Edgeworthstown

The Gate Lodge at Edgeworthstown House Entrance

Location
Edgeworthstown is a small but keen spirited community town conveniently located on the N4 and therefore within easy reach of many of the larger towns and countys.

Name
Edgeworthstown  gets its name from its long association with the celebrated family of Edgeworths, who first settled here in 1583. The town is also known as Mostrim which is derived from the Irish name ‘Meathas Troim’ meaning fertile ridge.

History & Info
The town is most famous for its association to the celebrated author Maria Edgeworth and her family. Amongst the eminent members of the Edgeworth family who first made their home here in 1583, was Richard Lovell Edgeworth, ingenious inventor and surveyor and father of 22 children, one of whom was Maria. A member of the Irish Committee on Education, he also involved himself in local and national politics, transport engineering, agriculture and architecture. It was from her father that Maria inherited an absorbing interest in the lrish and their way of life, and her novels immortalise the vicissitudes of life on such small rural Irish estates in the early 19century. The Abbe Edgeworth who attended Louis XVI on the scaffold during the French revolution and later escaped to Russia to tell the tale was also a member of this family.  Best known for her work ‘Castle Rackrent’ Maria Edgeworth was an incredibly talented author who held the respect and admiration of such writers as Sir Walter Scott and Jane Austin.

Edgeworthstown House once formed the centre of the cultivated Edgeworth circle which included the Pakenhams, Earls of Longford and the Lefroys, Chief Justices of Ireland. It is now run as a private nursing home. The Gate Lodge otherwise known as The Manor is situated at the entrance drive of Edgeworthtown House and has been preserved in its near-original state dating back to the 1720’s. The Edgeworth family vault, in which Richard Lovell and Maria are interred is in the Churchyard of Saint John’s, a church founded by the Edgeworths themselves . Inside the church are memorial tablets to many of the Edgeworth family. There is also a table presented to Maria Edgeworth by Sir Walter Scott, the famous novelist. The adjoining cemetery also contains some other  interesting graves including the 18th century tombstones of the Camlish branch of the O’Farrells of Annally and that of Isola Wilde, sister of Oscar Wilde, who was visiting her aunt at the time of her death. The markethouse, at  the South end of the town was designed in 1829 by James Bell, a local builder and architect much patronised by the Edgeworths, who later became County Surveyor for Longford. Simple and modest in scale, the two-storey building, bears the Edgeworth crest.

Heritage sites of interest include the old schoolhouse and the Porterhouse. The schoolhouse, located on the N55, is one of the oldest school buildings in the country, having been built in 1840. It served as a national (primary) school until the early 1950s and in recent years was acquired by the Development Association from the Edgeworth family.

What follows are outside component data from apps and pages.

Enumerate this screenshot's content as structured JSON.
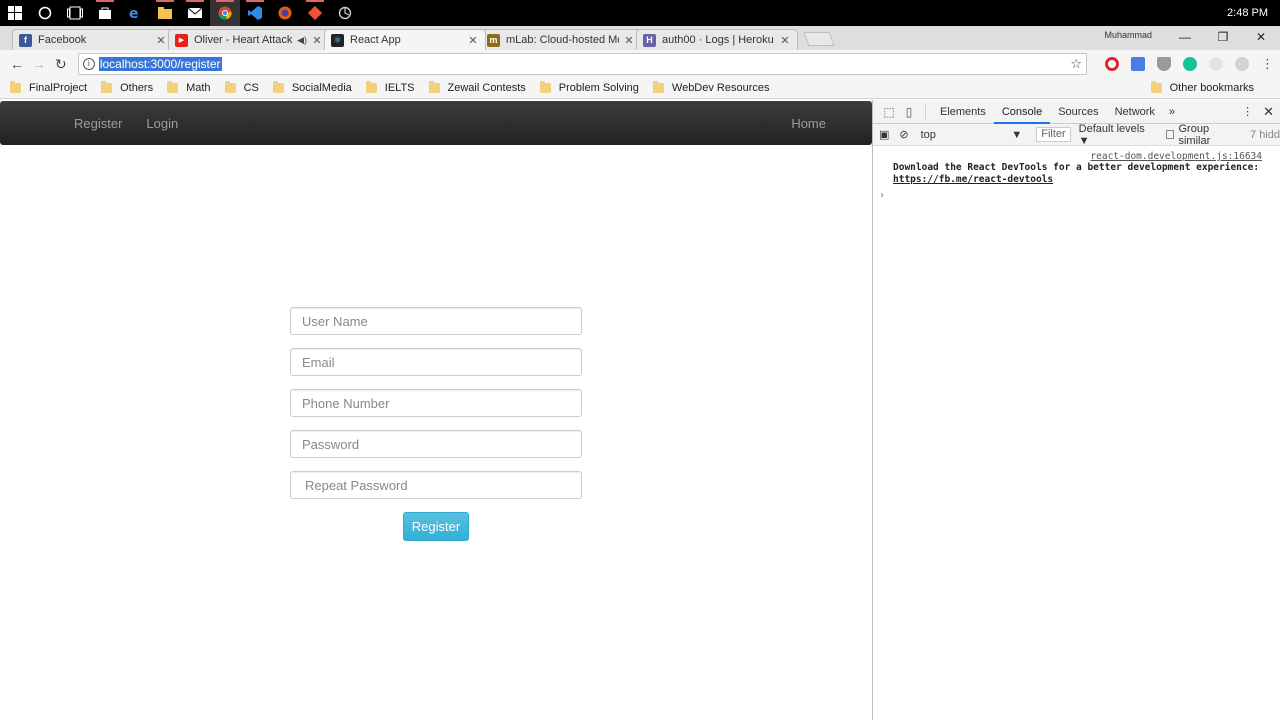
{
  "taskbar": {
    "clock": "2:48 PM",
    "icons": [
      "windows-start-icon",
      "cortana-icon",
      "task-view-icon",
      "store-icon",
      "edge-icon",
      "file-explorer-icon",
      "mail-icon",
      "chrome-icon",
      "vscode-icon",
      "firefox-icon",
      "git-icon",
      "app-icon"
    ]
  },
  "tabs": [
    {
      "title": "Facebook",
      "icon_color": "#3b5998",
      "icon_glyph": "f"
    },
    {
      "title": "Oliver - Heart Attack (",
      "icon_color": "#e62117",
      "icon_glyph": "▶"
    },
    {
      "title": "React App",
      "icon_color": "#222222",
      "icon_glyph": "⚛"
    },
    {
      "title": "mLab: Cloud-hosted Mo",
      "icon_color": "#8a6d1c",
      "icon_glyph": "m"
    },
    {
      "title": "auth00 · Logs | Heroku",
      "icon_color": "#6762a6",
      "icon_glyph": "H"
    }
  ],
  "window": {
    "user": "Muhammad"
  },
  "address": {
    "url": "localhost:3000/register"
  },
  "bookmarks": [
    "FinalProject",
    "Others",
    "Math",
    "CS",
    "SocialMedia",
    "IELTS",
    "Zewail Contests",
    "Problem Solving",
    "WebDev Resources"
  ],
  "other_bookmarks": "Other bookmarks",
  "navbar": {
    "register": "Register",
    "login": "Login",
    "home": "Home"
  },
  "form": {
    "username_placeholder": "User Name",
    "email_placeholder": "Email",
    "phone_placeholder": "Phone Number",
    "password_placeholder": "Password",
    "repeat_placeholder": "Repeat Password",
    "submit_label": "Register"
  },
  "devtools": {
    "tabs": [
      "Elements",
      "Console",
      "Sources",
      "Network"
    ],
    "active_tab": "Console",
    "context": "top",
    "filter": "Filter",
    "levels": "Default levels ▼",
    "group_similar": "Group similar",
    "hidden": "7 hidd",
    "log_source": "react-dom.development.js:16634",
    "log_message": "Download the React DevTools for a better development experience: ",
    "log_link": "https://fb.me/react-devtools"
  },
  "colors": {
    "accent_button": "#5bc0de",
    "navbar": "#222222",
    "selection": "#3875d7"
  }
}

The school and the adjoining fair green have being developed into a visitors centre and a place of culture and recreation for the community. The school building retains many of its original features such as stone exterior, staircase, and the narrow entrance gate and it houses an Edgeworth Portrait Gallery and other memorabilia. The Porter House is a fine building located at the end of Main Street and was once part of the Edgeworth Estate. Coach houses were originally located each side of the centre arch which also displays the Edgeworth Crest. Maria Edgeworth taught school in the upstairs room of the Porter House.

Things to See & Do
The most important touristic elements of Edgeworthstown relate to the Edgeworth family after whom the town is named, most particularly the renowned author Maria Edgeworth. The towns rich historical  associations with some of the greatest writers and thinkers of the 19th and early -20th centuries is celebrated by a dedicated walking tour of the town which visits the sites related to the Edgeworth family. The annual Maria Edgeworth Literary festival is also an interesting time to visit providing an opportunity to mingle with literary figures from all around the world. The dedicated website www.mostrim.org provides full details on the tour, the festival and the town itself.

Other things to do and see  in the area include Midland Karting and Paintballing centre, located on the N55 just outside Edgeworthstown itself. This fantastic facility offers the thrill seekers an excellent day or evenings  adventure and fun on the course. For those with a love of nature Glen Lough Nature Reserve on the Longford/Westmeath border, near Edgeworthstown offers a unique and very enjoyable experience. Glen Lough is a National Parks and Wildlife Service (NPWS) Reserve and is a designated Special Protection Area (SPA) under the Birds Directive. Its importance is, in the main, as a wintering wildfowl habitat but is a very pleasant place to while away an hour or two in any weather. The town is served by several fine public houses and a hotel which provide weekly live music and entertainment. There are also local shops, cafes and every convenience you would expect in a modern town.

Information on the heritage sites of Edgeworthstown can be found on  the Explore Longford App available to download here:

 

 

County Longford Tourism Office Market Square, Longford, Ireland    Phone: +353 (0)43 33 42577 +353 (0)85 8888876    Email: info@longfordtourism.ie